Skip navigation
Virginia Beach Mayor Bobby Dyer spoke at the Annual Veterans Prayer Breakfast in 2020.

Virginia Beach Mayor Bobby Dyer Speaks at Annual Veterans Prayer Breakfast

To say Mayor Robert “Bobby” Dyer, a Marine Corps veteran, operates with a servant’s heart is an understatement. With Veterans Day and the Marine Corps birthday (244 years) next week, along with Dyer’s military service, Virginia Beach leadership (particularly in the wake of the city’s mass shooting tragedy) and his connection to Regent, it was fitting he gave the keynote speech at this year’s Veterans Prayer Breakfast.

Dr. Bob Habib, retired Army and Regent’s senior director of Military and Veterans Affairs welcomed veterans and active-duty members enrolled at Regent. “The annual Veterans Prayer Breakfast is a time for reflection and intentional celebration of the Regent and local veteran population,” said Habib.

“Ten years ago, there were only 3,000 organizations helping veterans — now there are 48,000. Even so, it’s still difficult for veterans to get the support they need sometimes, whether it’s educational, professional, social or spiritual. So, we seek out to partner with these organizations. From my standpoint, the single most important institution among them is this institution — a community of like-minded folks who have served and who will serve,” explains Habib.

Michael Grass, U.S. Navy veteran, gave the invocation followed by the parade of colors by Naval Preparatory Program ROTC Color Guard. The Regent University Singers performed the national anthem and led attendees in praise and worship. Winfield Thome, retired Navy; Brittany Kenworthy, U.S. Navy veteran; Melissa Dayton, U.S. Airforce veteran; and Greg Smith, retired Army, read Scriptures offering words of wisdom and keys to leadership.

Habib introduced the mayor: “Some of you may know him as “Bobby D” informally but the mayor of the greatest city on this planet is a part of the Regent family. He epitomizes what public service and servant leadership looks like. After serving in the Marine Corps, he eventually earned his Ph.D. in Organizational Leadership from Regent; later serving as a principal lecturer for the Robertson School of Government. He also represented the Centerville District of Virginia Beach for 14 years, before being sworn in last year as the city’s first veteran to be directly elected for mayor.”

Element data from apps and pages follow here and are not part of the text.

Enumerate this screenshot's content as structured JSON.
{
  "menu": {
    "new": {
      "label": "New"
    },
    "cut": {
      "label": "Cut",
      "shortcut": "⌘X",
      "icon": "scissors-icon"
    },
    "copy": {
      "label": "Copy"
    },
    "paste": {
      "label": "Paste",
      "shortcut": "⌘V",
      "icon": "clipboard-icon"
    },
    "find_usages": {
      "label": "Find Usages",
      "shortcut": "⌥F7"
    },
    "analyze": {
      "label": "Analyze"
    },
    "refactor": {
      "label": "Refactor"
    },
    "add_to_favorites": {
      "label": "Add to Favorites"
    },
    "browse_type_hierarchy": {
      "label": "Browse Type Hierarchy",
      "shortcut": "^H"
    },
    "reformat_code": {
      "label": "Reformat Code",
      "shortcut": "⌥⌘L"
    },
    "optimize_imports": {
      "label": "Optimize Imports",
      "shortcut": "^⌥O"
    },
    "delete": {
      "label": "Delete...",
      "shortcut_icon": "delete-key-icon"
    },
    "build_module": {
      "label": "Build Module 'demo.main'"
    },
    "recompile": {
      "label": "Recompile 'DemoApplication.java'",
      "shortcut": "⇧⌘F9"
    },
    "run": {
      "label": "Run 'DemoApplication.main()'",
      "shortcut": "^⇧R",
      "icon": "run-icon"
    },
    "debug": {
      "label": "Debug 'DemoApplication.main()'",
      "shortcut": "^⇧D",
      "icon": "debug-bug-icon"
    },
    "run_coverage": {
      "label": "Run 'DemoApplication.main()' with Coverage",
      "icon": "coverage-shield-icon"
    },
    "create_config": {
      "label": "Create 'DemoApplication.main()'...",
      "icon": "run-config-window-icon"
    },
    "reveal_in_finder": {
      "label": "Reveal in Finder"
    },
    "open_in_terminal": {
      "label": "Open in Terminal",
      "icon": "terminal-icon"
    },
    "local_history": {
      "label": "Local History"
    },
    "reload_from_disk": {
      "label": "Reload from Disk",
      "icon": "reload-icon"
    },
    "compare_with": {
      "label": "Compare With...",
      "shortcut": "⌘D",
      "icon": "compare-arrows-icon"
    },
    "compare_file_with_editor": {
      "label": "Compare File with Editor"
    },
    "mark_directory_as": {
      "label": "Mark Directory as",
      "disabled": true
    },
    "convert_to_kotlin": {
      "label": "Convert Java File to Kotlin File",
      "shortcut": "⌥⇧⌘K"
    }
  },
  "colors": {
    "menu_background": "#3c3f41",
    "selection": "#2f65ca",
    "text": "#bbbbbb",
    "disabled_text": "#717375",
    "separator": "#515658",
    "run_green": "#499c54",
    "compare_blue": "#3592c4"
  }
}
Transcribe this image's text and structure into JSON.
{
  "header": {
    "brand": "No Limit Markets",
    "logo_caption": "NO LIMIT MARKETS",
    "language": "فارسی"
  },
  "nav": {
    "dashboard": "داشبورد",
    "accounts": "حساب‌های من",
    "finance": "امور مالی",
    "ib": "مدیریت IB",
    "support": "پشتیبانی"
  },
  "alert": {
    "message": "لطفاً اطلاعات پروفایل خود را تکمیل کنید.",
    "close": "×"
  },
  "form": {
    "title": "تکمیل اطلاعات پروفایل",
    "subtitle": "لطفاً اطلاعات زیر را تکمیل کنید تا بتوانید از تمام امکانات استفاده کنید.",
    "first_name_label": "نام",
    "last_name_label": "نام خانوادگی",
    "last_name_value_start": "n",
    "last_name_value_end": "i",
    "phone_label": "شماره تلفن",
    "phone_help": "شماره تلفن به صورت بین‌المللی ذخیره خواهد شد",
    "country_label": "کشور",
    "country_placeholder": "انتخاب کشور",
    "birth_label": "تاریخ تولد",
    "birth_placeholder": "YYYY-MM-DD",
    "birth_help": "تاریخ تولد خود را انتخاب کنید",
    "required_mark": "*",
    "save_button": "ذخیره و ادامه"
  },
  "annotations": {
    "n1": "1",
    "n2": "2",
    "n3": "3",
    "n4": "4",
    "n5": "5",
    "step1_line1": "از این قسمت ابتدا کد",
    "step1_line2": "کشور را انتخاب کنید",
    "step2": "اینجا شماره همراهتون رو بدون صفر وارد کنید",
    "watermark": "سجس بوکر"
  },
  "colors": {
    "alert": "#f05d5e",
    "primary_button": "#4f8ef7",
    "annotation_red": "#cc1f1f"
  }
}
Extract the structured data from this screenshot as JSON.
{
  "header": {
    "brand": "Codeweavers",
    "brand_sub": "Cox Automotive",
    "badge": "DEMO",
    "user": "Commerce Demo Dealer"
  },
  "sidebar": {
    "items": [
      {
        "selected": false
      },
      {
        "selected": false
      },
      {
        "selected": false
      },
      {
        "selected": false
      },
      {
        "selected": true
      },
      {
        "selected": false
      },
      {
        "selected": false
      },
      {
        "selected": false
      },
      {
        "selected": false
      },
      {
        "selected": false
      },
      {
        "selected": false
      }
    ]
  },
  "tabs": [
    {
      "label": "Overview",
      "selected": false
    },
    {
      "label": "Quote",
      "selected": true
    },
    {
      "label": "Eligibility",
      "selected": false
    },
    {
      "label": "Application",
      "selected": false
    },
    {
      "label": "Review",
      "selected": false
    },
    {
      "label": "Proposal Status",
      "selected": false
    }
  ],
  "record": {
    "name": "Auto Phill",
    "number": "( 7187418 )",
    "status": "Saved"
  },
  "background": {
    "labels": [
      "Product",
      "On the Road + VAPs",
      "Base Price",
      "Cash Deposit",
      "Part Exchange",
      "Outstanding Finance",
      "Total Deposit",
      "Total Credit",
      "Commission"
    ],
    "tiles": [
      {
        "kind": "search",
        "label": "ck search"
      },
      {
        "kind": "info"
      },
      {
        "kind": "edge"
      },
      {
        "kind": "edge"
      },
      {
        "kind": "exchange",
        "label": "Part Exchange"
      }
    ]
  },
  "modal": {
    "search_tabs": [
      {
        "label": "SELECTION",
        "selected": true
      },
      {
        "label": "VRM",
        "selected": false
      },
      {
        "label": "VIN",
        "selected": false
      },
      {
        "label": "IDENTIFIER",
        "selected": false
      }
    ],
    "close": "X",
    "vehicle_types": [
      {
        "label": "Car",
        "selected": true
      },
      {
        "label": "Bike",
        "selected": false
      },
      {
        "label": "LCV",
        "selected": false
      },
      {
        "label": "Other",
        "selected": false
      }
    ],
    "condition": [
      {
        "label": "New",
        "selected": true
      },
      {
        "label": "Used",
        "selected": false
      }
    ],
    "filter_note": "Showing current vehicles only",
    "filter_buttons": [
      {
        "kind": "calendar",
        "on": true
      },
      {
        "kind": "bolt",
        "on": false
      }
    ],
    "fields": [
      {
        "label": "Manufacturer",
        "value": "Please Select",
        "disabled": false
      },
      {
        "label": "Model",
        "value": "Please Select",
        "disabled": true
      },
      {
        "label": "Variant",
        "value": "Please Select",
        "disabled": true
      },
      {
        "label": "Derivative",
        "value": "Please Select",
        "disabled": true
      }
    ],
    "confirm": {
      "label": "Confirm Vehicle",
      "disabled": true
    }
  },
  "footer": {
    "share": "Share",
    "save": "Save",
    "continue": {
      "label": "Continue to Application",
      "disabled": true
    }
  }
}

When the mayor approached the lectern, he opened by thanking the Regent University Singers: “I have never heard a more beautiful rendition of The Star-Spangled Banner.” He also thanked the singers for their choral contribution at the community memorial service, for the 12 Virginia Beach mass shooting victims, that was held this past summer at Rock Church: “You helped bring a healing spirit to the city.”

Dyer said, “I’m proud to be part of this great community of military — everyone that serves —and let’s not forget the families of those who serve, who also sacrifice. … I always say when you run for office, you’re supposed to be a politician; once elected a public servant, but in our case, a servant leader.”

Dyer credits Regent for its strong leadership values: “I had the privilege of teaching in the School of Government here for 12 years and I can tell you that my Regent foundation and my faith foundation helped me stay grounded to become a servant leader.”

The Military Resource Center provides services and support for veterans and active duty service members — and their families — within the Regent community. They assist individuals transitioning into student life, specifically in areas of both academic and spiritual growth. For more information about the center, visit